**Work required:** Set down the complete data exactly as it appears below.
▼▼▼
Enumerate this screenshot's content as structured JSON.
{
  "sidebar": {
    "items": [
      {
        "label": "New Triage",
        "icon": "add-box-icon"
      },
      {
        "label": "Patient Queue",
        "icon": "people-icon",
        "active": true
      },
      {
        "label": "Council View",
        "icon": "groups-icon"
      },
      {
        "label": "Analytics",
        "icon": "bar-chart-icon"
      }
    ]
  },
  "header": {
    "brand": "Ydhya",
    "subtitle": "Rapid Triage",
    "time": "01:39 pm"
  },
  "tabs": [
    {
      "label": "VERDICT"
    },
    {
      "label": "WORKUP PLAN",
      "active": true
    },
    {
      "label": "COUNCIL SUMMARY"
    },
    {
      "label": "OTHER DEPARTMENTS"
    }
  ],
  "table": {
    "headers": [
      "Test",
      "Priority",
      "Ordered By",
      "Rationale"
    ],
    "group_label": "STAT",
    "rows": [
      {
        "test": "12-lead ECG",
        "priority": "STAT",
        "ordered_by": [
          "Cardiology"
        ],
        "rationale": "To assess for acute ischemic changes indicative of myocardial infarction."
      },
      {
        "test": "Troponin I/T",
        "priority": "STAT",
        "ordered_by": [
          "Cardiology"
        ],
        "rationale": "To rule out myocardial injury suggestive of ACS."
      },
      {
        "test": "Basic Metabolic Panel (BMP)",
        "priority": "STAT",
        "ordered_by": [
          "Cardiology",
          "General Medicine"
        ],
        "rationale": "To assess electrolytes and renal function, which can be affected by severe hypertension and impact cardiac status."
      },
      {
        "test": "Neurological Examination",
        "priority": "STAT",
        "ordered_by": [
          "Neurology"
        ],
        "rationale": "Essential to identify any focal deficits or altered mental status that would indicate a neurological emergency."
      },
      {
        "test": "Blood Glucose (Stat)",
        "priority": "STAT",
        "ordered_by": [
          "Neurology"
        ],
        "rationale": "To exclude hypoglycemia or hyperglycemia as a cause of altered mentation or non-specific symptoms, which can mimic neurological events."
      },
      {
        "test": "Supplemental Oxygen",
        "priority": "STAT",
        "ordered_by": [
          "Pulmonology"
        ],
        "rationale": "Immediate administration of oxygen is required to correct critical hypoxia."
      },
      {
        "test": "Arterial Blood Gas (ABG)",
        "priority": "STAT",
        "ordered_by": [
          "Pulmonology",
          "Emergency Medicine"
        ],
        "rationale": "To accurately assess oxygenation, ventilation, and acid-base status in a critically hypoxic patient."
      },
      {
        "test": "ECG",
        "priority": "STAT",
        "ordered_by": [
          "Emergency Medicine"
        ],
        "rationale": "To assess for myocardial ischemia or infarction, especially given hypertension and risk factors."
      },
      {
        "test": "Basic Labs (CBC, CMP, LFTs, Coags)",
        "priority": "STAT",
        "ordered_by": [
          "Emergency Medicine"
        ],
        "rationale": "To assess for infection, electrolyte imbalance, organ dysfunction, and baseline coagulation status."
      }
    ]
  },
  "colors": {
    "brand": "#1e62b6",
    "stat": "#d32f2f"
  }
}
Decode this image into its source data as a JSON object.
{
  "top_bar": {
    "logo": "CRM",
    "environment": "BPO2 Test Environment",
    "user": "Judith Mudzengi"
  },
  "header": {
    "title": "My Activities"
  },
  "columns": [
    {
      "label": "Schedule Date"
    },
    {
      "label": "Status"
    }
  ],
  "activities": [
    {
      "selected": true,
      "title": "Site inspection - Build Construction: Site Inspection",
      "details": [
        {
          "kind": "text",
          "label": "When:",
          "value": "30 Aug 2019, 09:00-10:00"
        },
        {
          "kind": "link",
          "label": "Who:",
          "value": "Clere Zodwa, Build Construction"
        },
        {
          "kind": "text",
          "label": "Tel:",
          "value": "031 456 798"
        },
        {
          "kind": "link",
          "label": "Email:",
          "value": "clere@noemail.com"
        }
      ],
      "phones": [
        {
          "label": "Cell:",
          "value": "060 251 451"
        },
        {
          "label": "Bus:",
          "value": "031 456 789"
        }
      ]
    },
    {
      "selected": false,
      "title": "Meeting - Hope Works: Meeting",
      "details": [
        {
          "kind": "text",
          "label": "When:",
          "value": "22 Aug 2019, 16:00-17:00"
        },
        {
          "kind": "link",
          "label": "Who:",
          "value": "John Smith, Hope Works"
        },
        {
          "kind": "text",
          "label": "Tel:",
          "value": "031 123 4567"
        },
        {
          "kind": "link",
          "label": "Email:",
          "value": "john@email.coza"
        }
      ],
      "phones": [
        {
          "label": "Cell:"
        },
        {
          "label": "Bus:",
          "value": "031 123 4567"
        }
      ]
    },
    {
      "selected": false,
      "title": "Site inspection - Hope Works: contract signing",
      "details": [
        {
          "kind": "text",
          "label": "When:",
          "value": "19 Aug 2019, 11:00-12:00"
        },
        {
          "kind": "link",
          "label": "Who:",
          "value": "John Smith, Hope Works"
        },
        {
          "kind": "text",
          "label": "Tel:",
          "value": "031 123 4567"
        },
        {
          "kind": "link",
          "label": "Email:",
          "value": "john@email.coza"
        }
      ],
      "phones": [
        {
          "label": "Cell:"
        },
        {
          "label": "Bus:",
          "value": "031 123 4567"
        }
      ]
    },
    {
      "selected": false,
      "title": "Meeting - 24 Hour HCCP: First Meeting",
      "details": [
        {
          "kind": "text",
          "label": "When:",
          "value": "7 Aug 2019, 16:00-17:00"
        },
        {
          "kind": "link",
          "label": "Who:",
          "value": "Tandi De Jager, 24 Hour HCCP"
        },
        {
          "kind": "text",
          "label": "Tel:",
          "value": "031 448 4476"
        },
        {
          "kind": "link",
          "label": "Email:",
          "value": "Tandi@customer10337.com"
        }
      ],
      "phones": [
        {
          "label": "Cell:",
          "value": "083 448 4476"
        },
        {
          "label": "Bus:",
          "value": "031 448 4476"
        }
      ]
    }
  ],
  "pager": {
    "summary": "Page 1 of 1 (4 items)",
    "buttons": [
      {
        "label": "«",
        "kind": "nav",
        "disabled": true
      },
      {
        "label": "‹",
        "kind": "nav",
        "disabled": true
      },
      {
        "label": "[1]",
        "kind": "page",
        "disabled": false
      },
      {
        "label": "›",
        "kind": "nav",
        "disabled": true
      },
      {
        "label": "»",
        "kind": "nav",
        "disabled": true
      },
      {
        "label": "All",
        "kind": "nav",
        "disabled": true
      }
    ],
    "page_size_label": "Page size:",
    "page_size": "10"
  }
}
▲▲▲
**Written answer:**
Enumerate this screenshot's content as structured JSON.
{
  "sidebar": {
    "items": [
      {
        "label": "New Triage",
        "icon": "add-box-icon"
      },
      {
        "label": "Patient Queue",
        "icon": "people-icon",
        "active": true
      },
      {
        "label": "Council View",
        "icon": "groups-icon"
      },
      {
        "label": "Analytics",
        "icon": "bar-chart-icon"
      }
    ]
  },
  "header": {
    "brand": "Ydhya",
    "subtitle": "Rapid Triage",
    "time": "01:39 pm"
  },
  "tabs": [
    {
      "label": "VERDICT"
    },
    {
      "label": "WORKUP PLAN",
      "active": true
    },
    {
      "label": "COUNCIL SUMMARY"
    },
    {
      "label": "OTHER DEPARTMENTS"
    }
  ],
  "table": {
    "headers": [
      "Test",
      "Priority",
      "Ordered By",
      "Rationale"
    ],
    "group_label": "STAT",
    "rows": [
      {
        "test": "12-lead ECG",
        "priority": "STAT",
        "ordered_by": [
          "Cardiology"
        ],
        "rationale": "To assess for acute ischemic changes indicative of myocardial infarction."
      },
      {
        "test": "Troponin I/T",
        "priority": "STAT",
        "ordered_by": [
          "Cardiology"
        ],
        "rationale": "To rule out myocardial injury suggestive of ACS."
      },
      {
        "test": "Basic Metabolic Panel (BMP)",
        "priority": "STAT",
        "ordered_by": [
          "Cardiology",
          "General Medicine"
        ],
        "rationale": "To assess electrolytes and renal function, which can be affected by severe hypertension and impact cardiac status."
      },
      {
        "test": "Neurological Examination",
        "priority": "STAT",
        "ordered_by": [
          "Neurology"
        ],
        "rationale": "Essential to identify any focal deficits or altered mental status that would indicate a neurological emergency."
      },
      {
        "test": "Blood Glucose (Stat)",
        "priority": "STAT",
        "ordered_by": [
          "Neurology"
        ],
        "rationale": "To exclude hypoglycemia or hyperglycemia as a cause of altered mentation or non-specific symptoms, which can mimic neurological events."
      },
      {
        "test": "Supplemental Oxygen",
        "priority": "STAT",
        "ordered_by": [
          "Pulmonology"
        ],
        "rationale": "Immediate administration of oxygen is required to correct critical hypoxia."
      },
      {
        "test": "Arterial Blood Gas (ABG)",
        "priority": "STAT",
        "ordered_by": [
          "Pulmonology",
          "Emergency Medicine"
        ],
        "rationale": "To accurately assess oxygenation, ventilation, and acid-base status in a critically hypoxic patient."
      },
      {
        "test": "ECG",
        "priority": "STAT",
        "ordered_by": [
          "Emergency Medicine"
        ],
        "rationale": "To assess for myocardial ischemia or infarction, especially given hypertension and risk factors."
      },
      {
        "test": "Basic Labs (CBC, CMP, LFTs, Coags)",
        "priority": "STAT",
        "ordered_by": [
          "Emergency Medicine"
        ],
        "rationale": "To assess for infection, electrolyte imbalance, organ dysfunction, and baseline coagulation status."
      }
    ]
  },
  "colors": {
    "brand": "#1e62b6",
    "stat": "#d32f2f"
  }
}
Decode this image into its source data as a JSON object.
{
  "top_bar": {
    "logo": "CRM",
    "environment": "BPO2 Test Environment",
    "user": "Judith Mudzengi"
  },
  "header": {
    "title": "My Activities"
  },
  "columns": [
    {
      "label": "Schedule Date"
    },
    {
      "label": "Status"
    }
  ],
  "activities": [
    {
      "selected": true,
      "title": "Site inspection - Build Construction: Site Inspection",
      "details": [
        {
          "kind": "text",
          "label": "When:",
          "value": "30 Aug 2019, 09:00-10:00"
        },
        {
          "kind": "link",
          "label": "Who:",
          "value": "Clere Zodwa, Build Construction"
        },
        {
          "kind": "text",
          "label": "Tel:",
          "value": "031 456 798"
        },
        {
          "kind": "link",
          "label": "Email:",
          "value": "clere@noemail.com"
        }
      ],
      "phones": [
        {
          "label": "Cell:",
          "value": "060 251 451"
        },
        {
          "label": "Bus:",
          "value": "031 456 789"
        }
      ]
    },
    {
      "selected": false,
      "title": "Meeting - Hope Works: Meeting",
      "details": [
        {
          "kind": "text",
          "label": "When:",
          "value": "22 Aug 2019, 16:00-17:00"
        },
        {
          "kind": "link",
          "label": "Who:",
          "value": "John Smith, Hope Works"
        },
        {
          "kind": "text",
          "label": "Tel:",
          "value": "031 123 4567"
        },
        {
          "kind": "link",
          "label": "Email:",
          "value": "john@email.coza"
        }
      ],
      "phones": [
        {
          "label": "Cell:"
        },
        {
          "label": "Bus:",
          "value": "031 123 4567"
        }
      ]
    },
    {
      "selected": false,
      "title": "Site inspection - Hope Works: contract signing",
      "details": [
        {
          "kind": "text",
          "label": "When:",
          "value": "19 Aug 2019, 11:00-12:00"
        },
        {
          "kind": "link",
          "label": "Who:",
          "value": "John Smith, Hope Works"
        },
        {
          "kind": "text",
          "label": "Tel:",
          "value": "031 123 4567"
        },
        {
          "kind": "link",
          "label": "Email:",
          "value": "john@email.coza"
        }
      ],
      "phones": [
        {
          "label": "Cell:"
        },
        {
          "label": "Bus:",
          "value": "031 123 4567"
        }
      ]
    },
    {
      "selected": false,
      "title": "Meeting - 24 Hour HCCP: First Meeting",
      "details": [
        {
          "kind": "text",
          "label": "When:",
          "value": "7 Aug 2019, 16:00-17:00"
        },
        {
          "kind": "link",
          "label": "Who:",
          "value": "Tandi De Jager, 24 Hour HCCP"
        },
        {
          "kind": "text",
          "label": "Tel:",
          "value": "031 448 4476"
        },
        {
          "kind": "link",
          "label": "Email:",
          "value": "Tandi@customer10337.com"
        }
      ],
      "phones": [
        {
          "label": "Cell:",
          "value": "083 448 4476"
        },
        {
          "label": "Bus:",
          "value": "031 448 4476"
        }
      ]
    }
  ],
  "pager": {
    "summary": "Page 1 of 1 (4 items)",
    "buttons": [
      {
        "label": "«",
        "kind": "nav",
        "disabled": true
      },
      {
        "label": "‹",
        "kind": "nav",
        "disabled": true
      },
      {
        "label": "[1]",
        "kind": "page",
        "disabled": false
      },
      {
        "label": "›",
        "kind": "nav",
        "disabled": true
      },
      {
        "label": "»",
        "kind": "nav",
        "disabled": true
      },
      {
        "label": "All",
        "kind": "nav",
        "disabled": true
      }
    ],
    "page_size_label": "Page size:",
    "page_size": "10"
  }
}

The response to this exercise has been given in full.